Even a few years after launch, it was one of the most accomplished Star Wars games on the market. It was the game everyone wanted to play: the one where you got to run around fighting the Empire with sweet lightsaber moves, even if it did have an excruciatingly slow start.
Lego Star Wars
Xbox 360, PS3, PC 2007
I've grown tired of the repetition of Lego games, but Lego Stars Wars kick started the formula that is still being applied to every Warner Bros property today.
Lego Star Wars: The Complete Saga transforms all six movies into the hilarious world of Lego! Its retelling is fairly loyal to the source material, but as with all Lego video games, its charm was largely in the light-hearted humour.
I wouldn’t go back and play it again, but I’m glad I did play it. Lego Star Wars is a now very cheap game I’m only all too happy to recommend to every Star Wars fan looking for something that doesn’t take itself too seriously.
Star Wars: The Force Unleashed
Xbox 360, PS3, PC 2008
The Force Unleashed proved that a Star Wars game could have an engaging story by establishing Starkiller — a dark apprentice and arguably the best character outside of the movies. Probably because you were working as Vader’s bitch, and there’s really only one promotion from there.
Blasting your way through clones was awesome fun using a mix of exaggerated dark Force powers — the movies are quite tame in comparison — and some sweet behind-the-back lightsaber moves. I have no idea how Starkiller averted self-inflicted grievous bodily harm with his obscure grip, but it looked so cool!
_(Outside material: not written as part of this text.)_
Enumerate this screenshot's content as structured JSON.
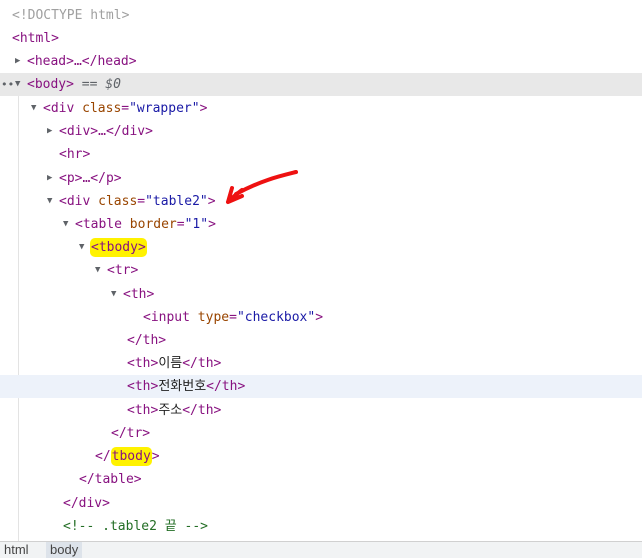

The only blight is that such a great game spawned an atrocious sequel.
Star Wars Episode 1: Racer
Nintendo 64, PC, Dreamcast 1999
Say what you want about The Phantom Menace, the Nintendo 64, PC and Dreamcast got an awesome pod-racing game out of it! Episode 1: Racer sounded like a gimmick, but it was actually one of the most intense racing games of the Nintendo 64 generation.
It was before every game and its dog had a racing spin-off (well, it was the beginning of that), which gave it a chic blend of unique style and Star Wars nerdgasim. There were plenty of options, diverse characters and interesting tracks. Racer’s popularity is perhaps best measured by its success despite entering a market against the established Mario Kart 64 and Diddy Kong Racing.
Star Wars: Shadows of the Empire
Nintendo 64, PC 1996/97
Developed by LucasArts, Shadows of the Empire was one of the first games released for the Nintendo 64, arriving a month after its US launch and with the console for its Australian launch in March, 1997. Made before a N64 development kit was available, so it wasn't made for the controller, meant it had some awkward control issues, but as a launch game with a side-story to the Star Wars saga, it was pretty good.
Set after the Battle of Hoth and then after The Empire Strikes Back, you played as mercenary Dash Rendar as he helps Luke rescue Leia from Prince Xizor -- a lunatic trying to take Vader's place.
Star Wars: X-Wing vs. TIE Fighter
The third instalment in the X-Wing series, Star Wars: X-Wing vs. TIE Fighter is still fondly remembered as a pioneer of multiplayer gaming. It had a host of technical advancements over its predecessors, and featured eight-player free-for-all and team-based multiplayer.
With a focus on multiplayer, arguably ahead of its time, it was a change of pace from Star Wars: TIE Fighter, which focused on single-player. While X-Wing vs. TIE Fighter was technically a sequel three years later, it was really the enhanced multiplayer expansion for TIE Fighter.
What’s your favourite Star Wars Game?